* [Dataset excerpts]
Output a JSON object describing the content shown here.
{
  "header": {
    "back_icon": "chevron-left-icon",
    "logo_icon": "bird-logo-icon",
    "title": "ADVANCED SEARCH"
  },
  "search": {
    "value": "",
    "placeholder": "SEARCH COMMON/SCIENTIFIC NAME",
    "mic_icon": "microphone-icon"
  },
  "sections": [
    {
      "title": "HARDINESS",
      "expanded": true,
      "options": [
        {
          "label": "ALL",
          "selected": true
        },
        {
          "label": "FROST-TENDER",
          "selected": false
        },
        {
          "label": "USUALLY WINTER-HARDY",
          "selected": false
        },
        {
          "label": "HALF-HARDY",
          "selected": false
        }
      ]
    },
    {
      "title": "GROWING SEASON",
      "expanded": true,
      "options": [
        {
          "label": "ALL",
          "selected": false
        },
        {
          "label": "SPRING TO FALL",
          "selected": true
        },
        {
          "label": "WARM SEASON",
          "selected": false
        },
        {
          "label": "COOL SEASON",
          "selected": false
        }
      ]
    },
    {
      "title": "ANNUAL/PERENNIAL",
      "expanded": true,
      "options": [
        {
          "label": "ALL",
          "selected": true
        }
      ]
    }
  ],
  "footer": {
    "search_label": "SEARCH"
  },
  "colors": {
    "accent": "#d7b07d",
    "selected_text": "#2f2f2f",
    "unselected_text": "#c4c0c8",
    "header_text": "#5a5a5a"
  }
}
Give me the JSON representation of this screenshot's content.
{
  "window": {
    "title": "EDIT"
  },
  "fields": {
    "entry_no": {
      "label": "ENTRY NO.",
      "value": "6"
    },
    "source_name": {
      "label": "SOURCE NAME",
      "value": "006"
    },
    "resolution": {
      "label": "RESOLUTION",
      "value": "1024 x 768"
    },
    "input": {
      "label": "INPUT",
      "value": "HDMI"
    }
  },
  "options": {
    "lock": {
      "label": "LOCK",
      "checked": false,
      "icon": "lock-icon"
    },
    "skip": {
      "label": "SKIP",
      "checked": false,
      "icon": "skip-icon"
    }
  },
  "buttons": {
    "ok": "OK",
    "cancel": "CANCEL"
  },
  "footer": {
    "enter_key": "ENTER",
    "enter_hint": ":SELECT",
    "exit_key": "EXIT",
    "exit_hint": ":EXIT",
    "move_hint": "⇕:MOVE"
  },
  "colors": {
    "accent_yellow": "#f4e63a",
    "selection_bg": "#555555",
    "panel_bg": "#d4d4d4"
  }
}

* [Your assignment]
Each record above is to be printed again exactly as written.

* [Answer for this exercise]
Output a JSON object describing the content shown here.
{
  "header": {
    "back_icon": "chevron-left-icon",
    "logo_icon": "bird-logo-icon",
    "title": "ADVANCED SEARCH"
  },
  "search": {
    "value": "",
    "placeholder": "SEARCH COMMON/SCIENTIFIC NAME",
    "mic_icon": "microphone-icon"
  },
  "sections": [
    {
      "title": "HARDINESS",
      "expanded": true,
      "options": [
        {
          "label": "ALL",
          "selected": true
        },
        {
          "label": "FROST-TENDER",
          "selected": false
        },
        {
          "label": "USUALLY WINTER-HARDY",
          "selected": false
        },
        {
          "label": "HALF-HARDY",
          "selected": false
        }
      ]
    },
    {
      "title": "GROWING SEASON",
      "expanded": true,
      "options": [
        {
          "label": "ALL",
          "selected": false
        },
        {
          "label": "SPRING TO FALL",
          "selected": true
        },
        {
          "label": "WARM SEASON",
          "selected": false
        },
        {
          "label": "COOL SEASON",
          "selected": false
        }
      ]
    },
    {
      "title": "ANNUAL/PERENNIAL",
      "expanded": true,
      "options": [
        {
          "label": "ALL",
          "selected": true
        }
      ]
    }
  ],
  "footer": {
    "search_label": "SEARCH"
  },
  "colors": {
    "accent": "#d7b07d",
    "selected_text": "#2f2f2f",
    "unselected_text": "#c4c0c8",
    "header_text": "#5a5a5a"
  }
}
Give me the JSON representation of this screenshot's content.
{
  "window": {
    "title": "EDIT"
  },
  "fields": {
    "entry_no": {
      "label": "ENTRY NO.",
      "value": "6"
    },
    "source_name": {
      "label": "SOURCE NAME",
      "value": "006"
    },
    "resolution": {
      "label": "RESOLUTION",
      "value": "1024 x 768"
    },
    "input": {
      "label": "INPUT",
      "value": "HDMI"
    }
  },
  "options": {
    "lock": {
      "label": "LOCK",
      "checked": false,
      "icon": "lock-icon"
    },
    "skip": {
      "label": "SKIP",
      "checked": false,
      "icon": "skip-icon"
    }
  },
  "buttons": {
    "ok": "OK",
    "cancel": "CANCEL"
  },
  "footer": {
    "enter_key": "ENTER",
    "enter_hint": ":SELECT",
    "exit_key": "EXIT",
    "exit_hint": ":EXIT",
    "move_hint": "⇕:MOVE"
  },
  "colors": {
    "accent_yellow": "#f4e63a",
    "selection_bg": "#555555",
    "panel_bg": "#d4d4d4"
  }
}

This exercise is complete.